Photo by Johnnie Ray Kornegay III

This interview originally ran in Q magazine. Read the full issue below:

Pick up a new edition of Q each week at queer and LGBTQ-allied venues around town.


AIDS Walk canceled but fundraising continues for HIV groups

The coronavirus pandemic forced the cancelation of the 30th annual AIDS Walk Atlanta, but that hasn't stopped fundraising for the event’s beneficiaries.Organizers decided to...

The best LGBTQ things to do in Atlanta this weekend

Movies and parties meet you online, while venues welcome you back with socially acceptable distance. LGBTQ Atlanta events beckon with downtime options through Sunday.Friday,...

Running scared from that other ‘L’ Word: Love

Q: My girlfriend is getting too close for comfort. She says my past heartbreaks are obstacles to me feeling the same way about her as...

WSB’s Jorge Estevez’s secret to surviving the pandemic? Snacks

Jorge Estevez moved to Atlanta to start his new job just weeks before the coronavirus pandemic hit, then racial justice protests unfolded and a...

Massive expansion of ‘Church’ bar finally open after 2020 plot twists

Grant Henry’s vision is always unique, his dreams always big, and the quirky results always undeniable. Patrons see that dynamic in action again with...




Index, ring fingers tell the secret of your penis

The next time you’re cruising Mr. Right Now, take a gander at his index and ring fingers. The difference between the two predicts what you’ll find when the package gets unwrapped. Less is more. Really.
Sister Louisa's Church of the Living Room and Ping Pong Emporium 2020

Massive expansion of ‘Church’ bar finally open after 2020 plot twists

Grant Henry’s vision is always unique, his dreams always big, and the quirky results always undeniable.
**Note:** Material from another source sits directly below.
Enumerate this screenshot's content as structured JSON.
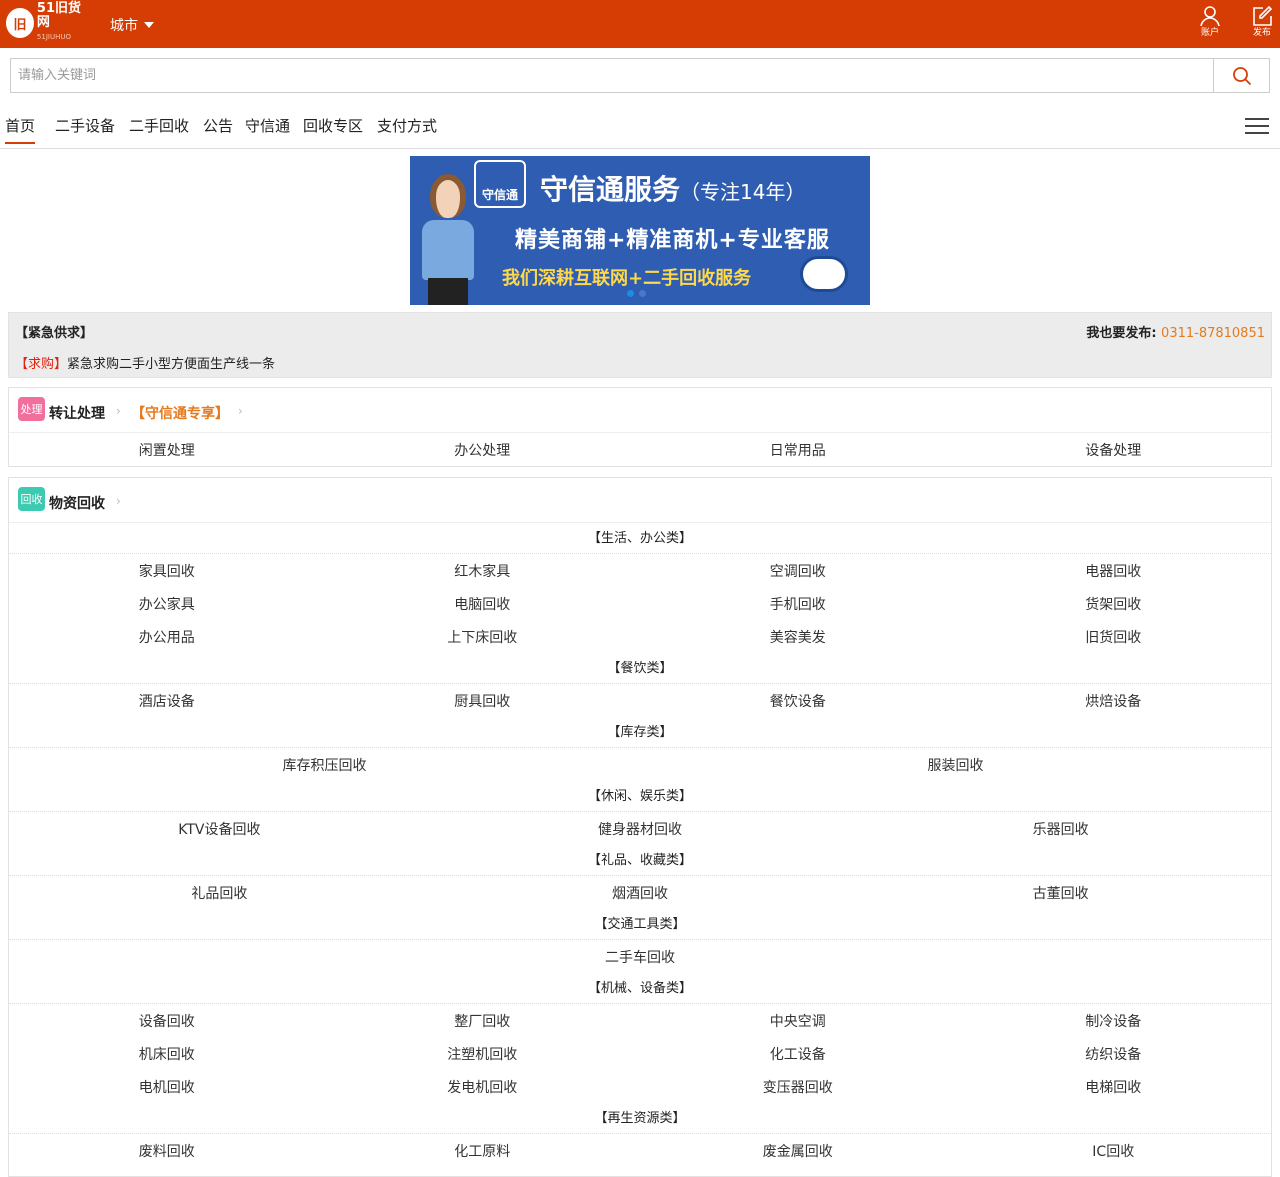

Patrons see that dynamic in action again with...

Georgia LGBTQ leaders endorse Biden as pro-equality ‘champion’

Eleven LGBTQ leaders from metro Atlanta joined some 300 others nationwide to endorse Joe Biden and Kamala Harris, calling them “the most pro-equality ticket...

10 gender identities to know and respect beyond the binary
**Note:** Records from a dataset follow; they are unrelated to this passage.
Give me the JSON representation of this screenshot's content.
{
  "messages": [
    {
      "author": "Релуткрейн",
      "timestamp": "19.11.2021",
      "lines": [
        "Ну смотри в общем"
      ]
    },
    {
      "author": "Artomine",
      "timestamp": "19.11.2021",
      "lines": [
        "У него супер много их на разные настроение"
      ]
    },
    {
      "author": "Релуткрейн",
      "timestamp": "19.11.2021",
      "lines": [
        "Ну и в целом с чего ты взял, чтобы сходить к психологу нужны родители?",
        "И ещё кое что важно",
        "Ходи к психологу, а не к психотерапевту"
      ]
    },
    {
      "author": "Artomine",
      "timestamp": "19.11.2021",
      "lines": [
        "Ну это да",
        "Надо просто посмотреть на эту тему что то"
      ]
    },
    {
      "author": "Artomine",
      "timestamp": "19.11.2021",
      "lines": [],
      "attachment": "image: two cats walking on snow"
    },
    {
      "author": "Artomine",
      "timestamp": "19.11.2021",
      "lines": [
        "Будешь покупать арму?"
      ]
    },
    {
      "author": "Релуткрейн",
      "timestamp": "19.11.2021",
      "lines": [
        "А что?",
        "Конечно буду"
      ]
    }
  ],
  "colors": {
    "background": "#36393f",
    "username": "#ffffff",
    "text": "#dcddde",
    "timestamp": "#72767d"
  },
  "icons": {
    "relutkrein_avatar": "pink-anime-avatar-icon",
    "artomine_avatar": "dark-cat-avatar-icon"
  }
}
Between, beside and beyond the binary come those people who identify outside the traditional male and female roles and expectations.

Q ATLus looks at defining our own LGBTQ love stories

The impulse to hop the marriage train is in full force for the last five years, but a growing chorus of detractors wants to...